Mr. Glazer’s Grading: Well, both men’s answers were the same, but Kace fully explicated his answer while a lot of Mark’s answer was dedicated to discussing other guys and not enough discussing his choice. This is Kace’s best write up so far and you can tell he’s really passionate about the legacy of the Nature Boy.
Kace: A Ã¢â‚¬â€œ A great, passionate response.
Mark: B Ã¢â‚¬â€œ Could have done more to discuss Flair, but the discussion of other major names is a nice touch.
3-1 for Mark. Can Kace bring this back from a blowout to respectability?
5. You could say that the franchise of the IWC has always been the live show coverage. How much opinion do you want in your show coverage? Is play by play dieing or will it always have a welcomed spot in the IWC?
Kace Evers: I think if it’s play by play coverage, then let it be just that. The great thing about Pulse Wrestling is that we have the options of both the straight up recap (some of which I’ve typed) as well as the analytical coverage of a variety of sorts, from myself to Steve Murray to Bambi Weavil to Eric Szulzcewski to Rob Blatt and Pulse Glazer. Rob, for example’s able to do both the straight up recap of ECW and then turn around and give you his thoughts on the show itself, during his podcast. So with sites like us providing the best of the both Worlds, the fans will always get the option of which they desire, therefore there’s no real need for opinions during the recap.

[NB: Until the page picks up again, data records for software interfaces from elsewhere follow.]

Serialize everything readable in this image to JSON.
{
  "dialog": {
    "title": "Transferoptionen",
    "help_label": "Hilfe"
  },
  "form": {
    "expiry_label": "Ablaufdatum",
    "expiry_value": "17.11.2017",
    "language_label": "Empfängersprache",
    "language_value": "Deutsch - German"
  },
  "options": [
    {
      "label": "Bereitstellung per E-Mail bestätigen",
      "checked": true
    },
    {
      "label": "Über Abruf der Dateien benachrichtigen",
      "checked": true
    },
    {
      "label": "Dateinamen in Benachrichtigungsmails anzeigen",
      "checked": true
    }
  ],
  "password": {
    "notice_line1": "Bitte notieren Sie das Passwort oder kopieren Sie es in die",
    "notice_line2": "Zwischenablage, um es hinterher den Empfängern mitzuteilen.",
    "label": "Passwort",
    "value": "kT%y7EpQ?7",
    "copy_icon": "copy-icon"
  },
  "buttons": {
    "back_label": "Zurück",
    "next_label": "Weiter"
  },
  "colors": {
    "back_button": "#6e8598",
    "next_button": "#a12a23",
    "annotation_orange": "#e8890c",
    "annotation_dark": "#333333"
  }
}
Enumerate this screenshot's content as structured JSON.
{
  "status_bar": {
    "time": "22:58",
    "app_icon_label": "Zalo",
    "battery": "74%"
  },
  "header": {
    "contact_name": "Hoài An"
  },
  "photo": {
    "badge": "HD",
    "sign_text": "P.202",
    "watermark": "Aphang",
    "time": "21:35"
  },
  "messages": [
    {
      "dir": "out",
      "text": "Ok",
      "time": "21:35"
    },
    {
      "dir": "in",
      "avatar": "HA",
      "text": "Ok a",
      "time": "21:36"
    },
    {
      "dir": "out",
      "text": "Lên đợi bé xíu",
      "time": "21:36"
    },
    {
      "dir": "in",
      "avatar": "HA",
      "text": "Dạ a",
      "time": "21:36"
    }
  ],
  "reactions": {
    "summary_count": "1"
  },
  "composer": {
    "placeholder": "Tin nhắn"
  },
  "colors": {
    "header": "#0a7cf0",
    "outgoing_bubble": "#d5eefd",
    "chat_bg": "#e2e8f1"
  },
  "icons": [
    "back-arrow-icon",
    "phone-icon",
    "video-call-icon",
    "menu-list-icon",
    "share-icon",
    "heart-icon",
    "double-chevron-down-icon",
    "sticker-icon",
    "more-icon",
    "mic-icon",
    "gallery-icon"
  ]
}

I do believe that straight up summaries and recaps will always have a place in the IWC, especially for those who are interested in what they missed without having to deal with all the opinionated stuff they can get in the columns. I don’t see Play By Play coverage dying at all, so long as we have people willing to do it.
Mark Allen: I think play-by-play will always have a spot with the IWC. I know major sites like IP and 411 get a lot of hits for the play-by-play PPV coverage as there are a lot of us out there that don’t buy the PPVs and its nice to be able to check in every once in a while to see what is going on with the PPV as it is happening. The opinions can come later in other reporters’ rants or breakdowns but up to the minute play-by-play should be just that, play-by-play. Keeping it just the actual facts makes it look, dare I say, more credible and more professional than by including a bunch of silly little opinions along the way. We live in such a fast-paced world that we almost demand information that fast at our finger tips and so I think the play-by-play will be something that will continue to be a stable for the top IWC sites.
Mr. Glazer’s Grading: Bravo again Kace. Discussing in detail with examples is the way to get the point! We aren’t the only site that does good coverage though, which really helps Mark’s case, even if the other he did mention isn’t a personal favorite (no offense). Mark has a stronger opinion, but Kace’s point of “why only one?Ã¢â‚¬Â is more logical. Point to Kace and he saved his point scoring even in taking the loss.
Kace: A- – A bit more writing about the very good point would have made a great reply even better.
Mark: B Ã¢â‚¬â€œ A good reply with a strong stance that doesn’t make the best sense. Still well written and thoughtful.
Mark Allen beats Kace Evers in VS. 3-2! See you Friday for A Modest Response and more VS. action.
Tags: ECW, Raw, ROH, Smackdown, TNA, WWE